Pinafores and jumpers are all the rage in the sewing and fashion world at the moment, so I thought I’d get on board with the trend in Rate the Dress this week – with a pinafore-esque frock from 1906-7. And no, it’s not for a child!
Last week: a 1910s suit in purple and black
Either the Rate the Dresses I’m posting aren’t interesting a lot of people, or you are all super busy. Last week’s frock, while not attracting a lot of comments, did attract most who commented. With only two exceptions it got rave reviews: it was just what you all wanted to for a day of tea and shopping in London.
The Total: 9.3 out of 10
Two full points up on the week before!
This week: a red velvet Edwardian frock with a hint of pinaforeness
While pinafores are all the rage right now, historically we generally think of them as a child’s garment. That certainly wasn’t always the case: pinafore/jumper fronts had their moments in adult clothing as well, particularly in the 1905-17 period, and then again from the mid-1930s into the 1940s.
This week’s Rate the Dress is an early example of the fad, with a two peice dress with pinafore-effect bodice, the whole thing in red velvet and ivory lace.
The Cincinnati Art Museum describes the dress as a bodice and skirt, but the catalogue record is for a three-piece ensemble. I suspect the dress is made up of the skirt, the lace under-blouse, and the pinafore portion, which is attached to the belt. I’ve certainly seen patterns from this era for similar ‘jumper-bodices and belt’ get-ups.
If that is the case, there might have been the option of wearing the skirt and bodice without the belt and suspender-y, pinafore bit, or switching out the bodice.

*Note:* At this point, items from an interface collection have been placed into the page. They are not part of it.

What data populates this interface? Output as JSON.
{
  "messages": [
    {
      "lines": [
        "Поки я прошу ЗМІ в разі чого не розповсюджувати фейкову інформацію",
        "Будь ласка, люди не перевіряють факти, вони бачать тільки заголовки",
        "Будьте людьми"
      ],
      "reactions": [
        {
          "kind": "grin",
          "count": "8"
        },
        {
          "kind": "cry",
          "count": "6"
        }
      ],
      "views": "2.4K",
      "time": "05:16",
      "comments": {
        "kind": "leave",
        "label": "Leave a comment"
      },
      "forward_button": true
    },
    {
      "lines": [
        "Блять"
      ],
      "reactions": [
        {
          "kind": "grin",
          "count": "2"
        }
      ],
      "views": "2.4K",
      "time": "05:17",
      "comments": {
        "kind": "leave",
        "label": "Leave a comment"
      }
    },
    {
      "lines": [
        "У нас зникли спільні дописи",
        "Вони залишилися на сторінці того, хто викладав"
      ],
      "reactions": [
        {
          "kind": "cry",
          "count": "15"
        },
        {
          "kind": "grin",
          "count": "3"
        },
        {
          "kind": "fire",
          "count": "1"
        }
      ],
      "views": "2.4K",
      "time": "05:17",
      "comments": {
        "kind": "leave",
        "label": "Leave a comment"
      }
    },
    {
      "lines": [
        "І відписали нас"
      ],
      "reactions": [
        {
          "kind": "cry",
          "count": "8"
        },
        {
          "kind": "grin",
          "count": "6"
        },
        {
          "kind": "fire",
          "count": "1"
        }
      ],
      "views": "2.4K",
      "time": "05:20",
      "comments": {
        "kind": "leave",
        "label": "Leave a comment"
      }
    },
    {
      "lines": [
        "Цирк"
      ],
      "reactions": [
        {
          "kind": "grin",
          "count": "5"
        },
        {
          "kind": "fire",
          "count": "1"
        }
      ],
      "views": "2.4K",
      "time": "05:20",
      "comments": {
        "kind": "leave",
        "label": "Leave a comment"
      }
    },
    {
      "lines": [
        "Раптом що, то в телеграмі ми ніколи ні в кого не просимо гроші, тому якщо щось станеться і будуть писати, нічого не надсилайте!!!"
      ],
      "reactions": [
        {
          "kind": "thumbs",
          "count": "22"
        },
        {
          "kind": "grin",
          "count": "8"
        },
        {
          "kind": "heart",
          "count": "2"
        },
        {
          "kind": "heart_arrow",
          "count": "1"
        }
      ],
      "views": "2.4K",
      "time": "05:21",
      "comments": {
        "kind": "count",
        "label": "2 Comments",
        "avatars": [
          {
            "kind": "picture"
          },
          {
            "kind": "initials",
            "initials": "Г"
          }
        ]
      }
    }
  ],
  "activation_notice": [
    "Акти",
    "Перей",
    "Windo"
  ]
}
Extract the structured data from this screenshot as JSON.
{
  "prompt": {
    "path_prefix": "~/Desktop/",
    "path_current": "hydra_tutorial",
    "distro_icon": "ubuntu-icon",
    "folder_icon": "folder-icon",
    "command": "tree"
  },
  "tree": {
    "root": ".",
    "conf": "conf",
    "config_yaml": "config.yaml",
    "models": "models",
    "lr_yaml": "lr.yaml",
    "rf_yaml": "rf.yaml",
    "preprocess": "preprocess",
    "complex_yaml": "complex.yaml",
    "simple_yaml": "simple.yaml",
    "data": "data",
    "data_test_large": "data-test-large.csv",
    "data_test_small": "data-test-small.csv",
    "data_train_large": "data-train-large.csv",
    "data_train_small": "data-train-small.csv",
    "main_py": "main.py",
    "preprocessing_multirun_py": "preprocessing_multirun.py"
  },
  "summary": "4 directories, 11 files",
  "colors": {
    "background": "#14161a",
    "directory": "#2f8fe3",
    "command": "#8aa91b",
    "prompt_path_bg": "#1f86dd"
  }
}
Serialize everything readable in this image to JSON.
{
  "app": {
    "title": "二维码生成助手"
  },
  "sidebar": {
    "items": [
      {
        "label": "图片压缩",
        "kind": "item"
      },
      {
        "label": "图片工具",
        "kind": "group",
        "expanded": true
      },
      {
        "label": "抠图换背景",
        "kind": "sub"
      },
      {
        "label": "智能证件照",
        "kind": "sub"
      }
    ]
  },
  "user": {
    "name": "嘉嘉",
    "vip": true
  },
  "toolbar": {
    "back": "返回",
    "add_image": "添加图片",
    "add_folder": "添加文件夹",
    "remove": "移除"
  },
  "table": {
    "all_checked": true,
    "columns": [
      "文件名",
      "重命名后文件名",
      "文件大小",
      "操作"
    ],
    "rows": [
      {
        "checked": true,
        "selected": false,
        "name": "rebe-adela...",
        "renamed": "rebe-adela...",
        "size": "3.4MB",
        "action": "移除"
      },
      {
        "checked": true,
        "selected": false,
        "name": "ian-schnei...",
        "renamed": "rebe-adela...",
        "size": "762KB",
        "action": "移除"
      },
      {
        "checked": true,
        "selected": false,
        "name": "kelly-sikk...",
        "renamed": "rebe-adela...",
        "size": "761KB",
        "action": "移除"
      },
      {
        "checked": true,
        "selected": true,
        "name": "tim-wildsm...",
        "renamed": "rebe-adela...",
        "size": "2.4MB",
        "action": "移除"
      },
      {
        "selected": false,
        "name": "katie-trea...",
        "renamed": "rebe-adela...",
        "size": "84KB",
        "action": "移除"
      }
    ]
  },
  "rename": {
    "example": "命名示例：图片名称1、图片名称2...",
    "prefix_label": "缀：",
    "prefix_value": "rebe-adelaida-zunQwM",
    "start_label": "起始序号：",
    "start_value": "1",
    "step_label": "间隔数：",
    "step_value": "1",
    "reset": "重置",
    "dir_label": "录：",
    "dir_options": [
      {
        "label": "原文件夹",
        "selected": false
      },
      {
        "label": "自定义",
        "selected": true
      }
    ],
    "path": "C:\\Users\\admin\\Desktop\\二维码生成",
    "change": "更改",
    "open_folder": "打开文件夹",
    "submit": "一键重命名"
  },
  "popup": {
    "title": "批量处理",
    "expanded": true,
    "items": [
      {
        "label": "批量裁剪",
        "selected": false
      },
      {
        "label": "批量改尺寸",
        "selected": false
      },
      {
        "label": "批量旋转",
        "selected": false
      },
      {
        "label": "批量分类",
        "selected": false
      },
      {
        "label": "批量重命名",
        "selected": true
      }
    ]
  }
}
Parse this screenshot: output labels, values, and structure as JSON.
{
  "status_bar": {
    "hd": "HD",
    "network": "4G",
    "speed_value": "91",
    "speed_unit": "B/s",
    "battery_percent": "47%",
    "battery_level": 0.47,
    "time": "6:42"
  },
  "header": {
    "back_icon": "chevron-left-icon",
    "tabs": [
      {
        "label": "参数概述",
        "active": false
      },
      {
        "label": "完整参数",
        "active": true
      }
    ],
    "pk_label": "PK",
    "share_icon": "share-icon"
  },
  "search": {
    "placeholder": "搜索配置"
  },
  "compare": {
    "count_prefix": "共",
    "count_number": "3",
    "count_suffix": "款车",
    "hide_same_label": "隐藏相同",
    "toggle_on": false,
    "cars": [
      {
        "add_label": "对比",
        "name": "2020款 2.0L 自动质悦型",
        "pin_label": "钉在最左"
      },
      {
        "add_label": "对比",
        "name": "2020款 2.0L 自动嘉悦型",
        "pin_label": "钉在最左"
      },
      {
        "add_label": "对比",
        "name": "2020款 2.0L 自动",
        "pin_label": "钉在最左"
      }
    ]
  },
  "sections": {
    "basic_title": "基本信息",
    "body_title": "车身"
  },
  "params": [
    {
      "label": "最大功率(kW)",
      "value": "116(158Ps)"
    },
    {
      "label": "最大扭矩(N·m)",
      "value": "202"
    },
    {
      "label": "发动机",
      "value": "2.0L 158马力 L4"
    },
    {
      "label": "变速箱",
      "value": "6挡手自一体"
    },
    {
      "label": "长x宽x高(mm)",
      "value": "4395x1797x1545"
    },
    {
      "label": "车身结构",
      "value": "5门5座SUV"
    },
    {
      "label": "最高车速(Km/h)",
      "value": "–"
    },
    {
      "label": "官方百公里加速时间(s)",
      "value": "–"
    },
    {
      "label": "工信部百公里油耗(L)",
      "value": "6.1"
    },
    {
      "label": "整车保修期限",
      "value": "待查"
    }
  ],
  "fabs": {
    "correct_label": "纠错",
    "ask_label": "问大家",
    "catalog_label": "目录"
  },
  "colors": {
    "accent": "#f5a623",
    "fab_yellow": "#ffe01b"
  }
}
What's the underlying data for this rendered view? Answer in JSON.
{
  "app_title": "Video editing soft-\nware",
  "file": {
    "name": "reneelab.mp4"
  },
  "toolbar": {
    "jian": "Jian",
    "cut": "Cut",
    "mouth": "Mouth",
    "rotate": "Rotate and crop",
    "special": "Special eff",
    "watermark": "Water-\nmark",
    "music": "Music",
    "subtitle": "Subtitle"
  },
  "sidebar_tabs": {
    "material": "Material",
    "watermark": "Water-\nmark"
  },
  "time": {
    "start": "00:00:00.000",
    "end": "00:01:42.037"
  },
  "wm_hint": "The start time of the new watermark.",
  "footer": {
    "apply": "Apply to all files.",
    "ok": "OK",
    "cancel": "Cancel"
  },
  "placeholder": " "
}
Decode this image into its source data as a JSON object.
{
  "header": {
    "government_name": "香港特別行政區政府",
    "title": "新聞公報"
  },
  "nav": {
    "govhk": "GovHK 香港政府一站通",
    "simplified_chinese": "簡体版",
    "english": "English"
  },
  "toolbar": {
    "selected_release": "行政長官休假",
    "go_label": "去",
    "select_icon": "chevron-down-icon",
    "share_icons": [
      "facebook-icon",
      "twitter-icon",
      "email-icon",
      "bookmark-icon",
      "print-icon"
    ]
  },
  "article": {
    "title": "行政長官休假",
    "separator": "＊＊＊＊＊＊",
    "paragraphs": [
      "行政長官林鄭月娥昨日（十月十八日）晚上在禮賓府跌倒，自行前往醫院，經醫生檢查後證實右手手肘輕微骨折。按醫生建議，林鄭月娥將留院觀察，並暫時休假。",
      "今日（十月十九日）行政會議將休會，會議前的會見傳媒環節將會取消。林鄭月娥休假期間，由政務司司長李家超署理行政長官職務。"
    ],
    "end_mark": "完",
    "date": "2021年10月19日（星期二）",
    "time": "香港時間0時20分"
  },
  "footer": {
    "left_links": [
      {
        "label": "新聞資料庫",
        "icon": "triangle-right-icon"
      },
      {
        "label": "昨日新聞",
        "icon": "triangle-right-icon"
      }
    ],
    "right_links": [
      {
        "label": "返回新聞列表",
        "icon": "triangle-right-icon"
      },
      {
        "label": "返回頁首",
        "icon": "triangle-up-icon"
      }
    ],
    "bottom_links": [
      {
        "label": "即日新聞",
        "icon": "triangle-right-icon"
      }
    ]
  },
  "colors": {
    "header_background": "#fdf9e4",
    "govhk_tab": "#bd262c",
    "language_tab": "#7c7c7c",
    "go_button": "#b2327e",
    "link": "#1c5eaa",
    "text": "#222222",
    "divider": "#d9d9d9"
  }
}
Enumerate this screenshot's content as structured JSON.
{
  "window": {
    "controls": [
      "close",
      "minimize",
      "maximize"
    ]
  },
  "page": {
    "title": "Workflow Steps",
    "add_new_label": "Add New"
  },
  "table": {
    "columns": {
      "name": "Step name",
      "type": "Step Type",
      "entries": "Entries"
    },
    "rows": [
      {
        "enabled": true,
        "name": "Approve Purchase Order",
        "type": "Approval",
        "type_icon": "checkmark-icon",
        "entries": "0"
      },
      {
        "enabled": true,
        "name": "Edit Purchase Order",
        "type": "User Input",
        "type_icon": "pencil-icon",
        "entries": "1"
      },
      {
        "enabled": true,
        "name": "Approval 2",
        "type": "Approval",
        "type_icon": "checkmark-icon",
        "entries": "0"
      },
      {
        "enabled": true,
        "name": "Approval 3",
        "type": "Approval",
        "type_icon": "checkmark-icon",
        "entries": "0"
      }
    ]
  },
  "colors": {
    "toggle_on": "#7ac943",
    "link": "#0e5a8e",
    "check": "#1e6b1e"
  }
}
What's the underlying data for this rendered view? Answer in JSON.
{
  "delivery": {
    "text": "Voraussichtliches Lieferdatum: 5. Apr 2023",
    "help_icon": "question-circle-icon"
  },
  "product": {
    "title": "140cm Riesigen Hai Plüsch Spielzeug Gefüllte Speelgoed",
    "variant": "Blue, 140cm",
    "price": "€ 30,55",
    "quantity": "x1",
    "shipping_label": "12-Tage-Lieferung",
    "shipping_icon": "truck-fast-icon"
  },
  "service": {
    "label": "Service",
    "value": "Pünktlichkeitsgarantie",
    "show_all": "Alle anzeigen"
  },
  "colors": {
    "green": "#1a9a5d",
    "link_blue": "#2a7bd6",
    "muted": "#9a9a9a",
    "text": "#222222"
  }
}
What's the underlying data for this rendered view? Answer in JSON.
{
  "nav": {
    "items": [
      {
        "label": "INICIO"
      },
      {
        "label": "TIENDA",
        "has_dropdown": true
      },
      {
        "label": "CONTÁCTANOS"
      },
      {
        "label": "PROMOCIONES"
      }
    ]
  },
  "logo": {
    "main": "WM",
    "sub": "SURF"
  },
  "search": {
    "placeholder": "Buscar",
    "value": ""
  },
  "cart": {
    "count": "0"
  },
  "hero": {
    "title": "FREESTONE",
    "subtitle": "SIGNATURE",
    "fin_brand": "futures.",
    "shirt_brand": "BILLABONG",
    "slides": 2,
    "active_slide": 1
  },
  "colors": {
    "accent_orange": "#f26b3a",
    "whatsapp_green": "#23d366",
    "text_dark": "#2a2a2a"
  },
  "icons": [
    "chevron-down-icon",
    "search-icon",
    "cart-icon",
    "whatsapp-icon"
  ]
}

What do you think? Does this leave you jumping for joy, sartorially speaking? Or are you suspending disbelief that anyone thought this was a good idea, and bracing yourself for the onslaught of terrible scores?
(I’m sorry. I can’t help myself. I’m tired, and the tireder I am, the worse the puns!
Rate the Dress on a Scale of 1 to 10
A reminder about rating – feel free to be critical if you don’t like a thing, but make sure that your comments aren’t actually insulting to those who do like a garment. Phrase criticism as your opinion, rather than a flat fact. Our different tastes are what make Rate the Dress so interesting. It’s no fun when a comment implies that anyone who doesn’t agree with it, or who would wear a garment, is totally lacking in taste.
(as usual, nothing more complicated than a .5. I also hugely appreciate it if you only do one rating, and set it on a line at the very end of your comment, so I can find it! And 0 is not on a scale of 1 to 10. Thanks in advance!)